Top of STUDY MATERIAL

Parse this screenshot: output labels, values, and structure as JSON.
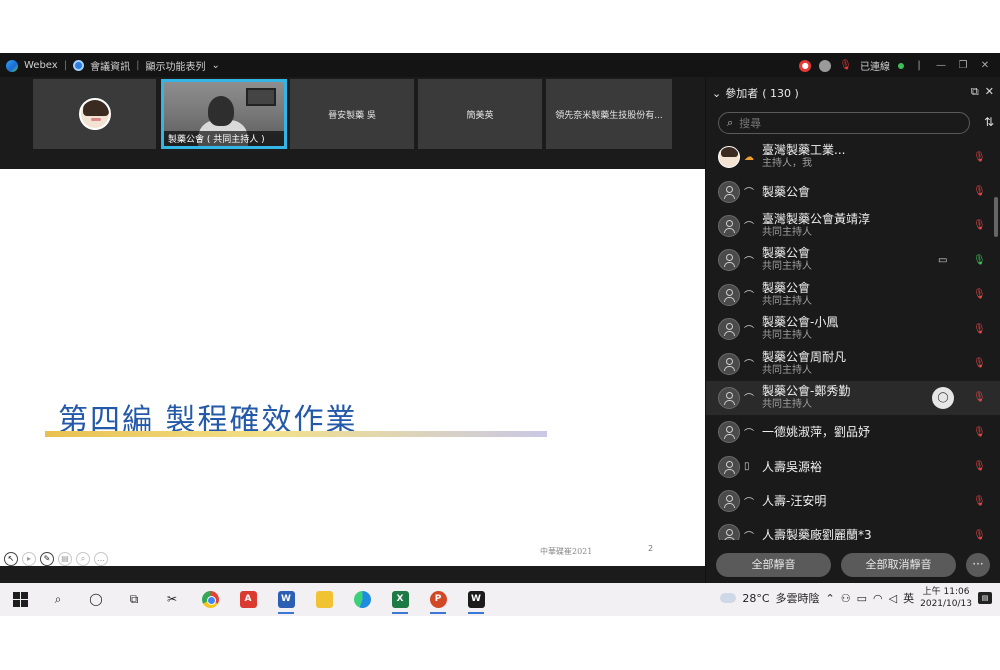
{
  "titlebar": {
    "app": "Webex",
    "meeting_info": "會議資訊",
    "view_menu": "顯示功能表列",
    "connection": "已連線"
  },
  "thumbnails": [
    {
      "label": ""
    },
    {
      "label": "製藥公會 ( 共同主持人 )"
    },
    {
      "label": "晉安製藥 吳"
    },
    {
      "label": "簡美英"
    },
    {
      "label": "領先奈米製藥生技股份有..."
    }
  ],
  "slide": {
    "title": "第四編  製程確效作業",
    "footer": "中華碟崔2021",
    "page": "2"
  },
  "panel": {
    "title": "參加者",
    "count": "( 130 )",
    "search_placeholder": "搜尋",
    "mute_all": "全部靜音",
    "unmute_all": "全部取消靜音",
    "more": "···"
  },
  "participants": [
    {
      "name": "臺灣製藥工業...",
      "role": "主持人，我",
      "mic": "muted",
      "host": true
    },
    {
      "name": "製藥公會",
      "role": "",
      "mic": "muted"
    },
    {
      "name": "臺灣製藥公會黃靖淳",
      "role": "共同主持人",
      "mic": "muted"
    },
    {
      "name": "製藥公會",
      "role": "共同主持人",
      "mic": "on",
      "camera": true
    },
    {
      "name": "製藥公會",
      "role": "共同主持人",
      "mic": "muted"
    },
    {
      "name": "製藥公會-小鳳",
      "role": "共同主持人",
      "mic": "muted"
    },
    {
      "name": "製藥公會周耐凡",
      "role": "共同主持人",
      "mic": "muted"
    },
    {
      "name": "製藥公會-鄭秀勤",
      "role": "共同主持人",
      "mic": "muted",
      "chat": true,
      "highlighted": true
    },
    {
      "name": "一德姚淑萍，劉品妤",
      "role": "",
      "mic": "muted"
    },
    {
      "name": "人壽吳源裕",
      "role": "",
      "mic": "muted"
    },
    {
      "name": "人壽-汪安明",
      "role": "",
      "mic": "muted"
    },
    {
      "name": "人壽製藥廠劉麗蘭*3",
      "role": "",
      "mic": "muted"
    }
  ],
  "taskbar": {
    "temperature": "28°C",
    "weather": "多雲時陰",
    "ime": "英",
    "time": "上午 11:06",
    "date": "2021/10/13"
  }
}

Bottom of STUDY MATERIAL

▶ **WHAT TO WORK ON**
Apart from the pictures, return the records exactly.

▶ **RESULT**
Parse this screenshot: output labels, values, and structure as JSON.
{
  "titlebar": {
    "app": "Webex",
    "meeting_info": "會議資訊",
    "view_menu": "顯示功能表列",
    "connection": "已連線"
  },
  "thumbnails": [
    {
      "label": ""
    },
    {
      "label": "製藥公會 ( 共同主持人 )"
    },
    {
      "label": "晉安製藥 吳"
    },
    {
      "label": "簡美英"
    },
    {
      "label": "領先奈米製藥生技股份有..."
    }
  ],
  "slide": {
    "title": "第四編  製程確效作業",
    "footer": "中華碟崔2021",
    "page": "2"
  },
  "panel": {
    "title": "參加者",
    "count": "( 130 )",
    "search_placeholder": "搜尋",
    "mute_all": "全部靜音",
    "unmute_all": "全部取消靜音",
    "more": "···"
  },
  "participants": [
    {
      "name": "臺灣製藥工業...",
      "role": "主持人，我",
      "mic": "muted",
      "host": true
    },
    {
      "name": "製藥公會",
      "role": "",
      "mic": "muted"
    },
    {
      "name": "臺灣製藥公會黃靖淳",
      "role": "共同主持人",
      "mic": "muted"
    },
    {
      "name": "製藥公會",
      "role": "共同主持人",
      "mic": "on",
      "camera": true
    },
    {
      "name": "製藥公會",
      "role": "共同主持人",
      "mic": "muted"
    },
    {
      "name": "製藥公會-小鳳",
      "role": "共同主持人",
      "mic": "muted"
    },
    {
      "name": "製藥公會周耐凡",
      "role": "共同主持人",
      "mic": "muted"
    },
    {
      "name": "製藥公會-鄭秀勤",
      "role": "共同主持人",
      "mic": "muted",
      "chat": true,
      "highlighted": true
    },
    {
      "name": "一德姚淑萍，劉品妤",
      "role": "",
      "mic": "muted"
    },
    {
      "name": "人壽吳源裕",
      "role": "",
      "mic": "muted"
    },
    {
      "name": "人壽-汪安明",
      "role": "",
      "mic": "muted"
    },
    {
      "name": "人壽製藥廠劉麗蘭*3",
      "role": "",
      "mic": "muted"
    }
  ],
  "taskbar": {
    "temperature": "28°C",
    "weather": "多雲時陰",
    "ime": "英",
    "time": "上午 11:06",
    "date": "2021/10/13"
  }
}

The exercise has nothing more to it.